I remind the reader that I am a writer by trade and vocation and am, therefore, vitally concerned with words. So from time to time, I devote blog posts to words that intrigue me. It’s that time again.
I’ll start with zilch. According to Merriam-Webster, it means zero or nil. No source I checked was able to provide an etymology for the word. I found lots of guesses, like this one from Oxford Languages: perhaps from a Mr. Zilch, a character in the 1930s U.S. humorous magazine Ballyhoo.
Next: imbroglio. According to Oxford Languages, it means an extremely confused, complicated, or embarrassing situation. The word comes from the mid-18th century Italian word imbrogliare, which means to confuse. The word is related to embroil, which means to cause to fall into confusion.
Hobnob: Merriam-Webster says that the word means to associate familiarly, to chum around. It is derived from habnab, a very old English word that means in one way or another, by hook or by crook. According to Oxford Languages, hobnob originated in the early 19th century and means to drink together.
Grinch: According to Wikipedia, the Grinch is a fictional character created by Dr. Seuss. He is best known as the main character of the 1957 children’s book How the Grinch Stole Christmas! Here’s what he looks like:
And last for today: kowtow. The word literally means to kneel and touch the ground with the forehead in worship or submission.
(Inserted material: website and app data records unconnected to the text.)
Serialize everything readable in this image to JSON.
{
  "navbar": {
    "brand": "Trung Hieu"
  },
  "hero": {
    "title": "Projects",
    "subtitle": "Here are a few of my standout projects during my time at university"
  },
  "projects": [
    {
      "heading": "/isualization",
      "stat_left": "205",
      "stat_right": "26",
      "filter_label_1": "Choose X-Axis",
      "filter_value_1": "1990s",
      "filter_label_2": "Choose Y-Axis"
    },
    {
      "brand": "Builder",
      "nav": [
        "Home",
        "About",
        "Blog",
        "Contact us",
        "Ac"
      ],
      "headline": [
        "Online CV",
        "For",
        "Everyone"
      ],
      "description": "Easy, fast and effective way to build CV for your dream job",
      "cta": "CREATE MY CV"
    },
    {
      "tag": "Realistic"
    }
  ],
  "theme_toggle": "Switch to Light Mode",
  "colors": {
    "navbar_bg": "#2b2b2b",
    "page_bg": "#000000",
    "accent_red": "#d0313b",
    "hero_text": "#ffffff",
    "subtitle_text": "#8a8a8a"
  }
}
By extension, it means to act in an excessively subservient manner. It is derived from the Chinese k’o-t’ou (叩 頭), which means “knock the head.”
That’s enough for today.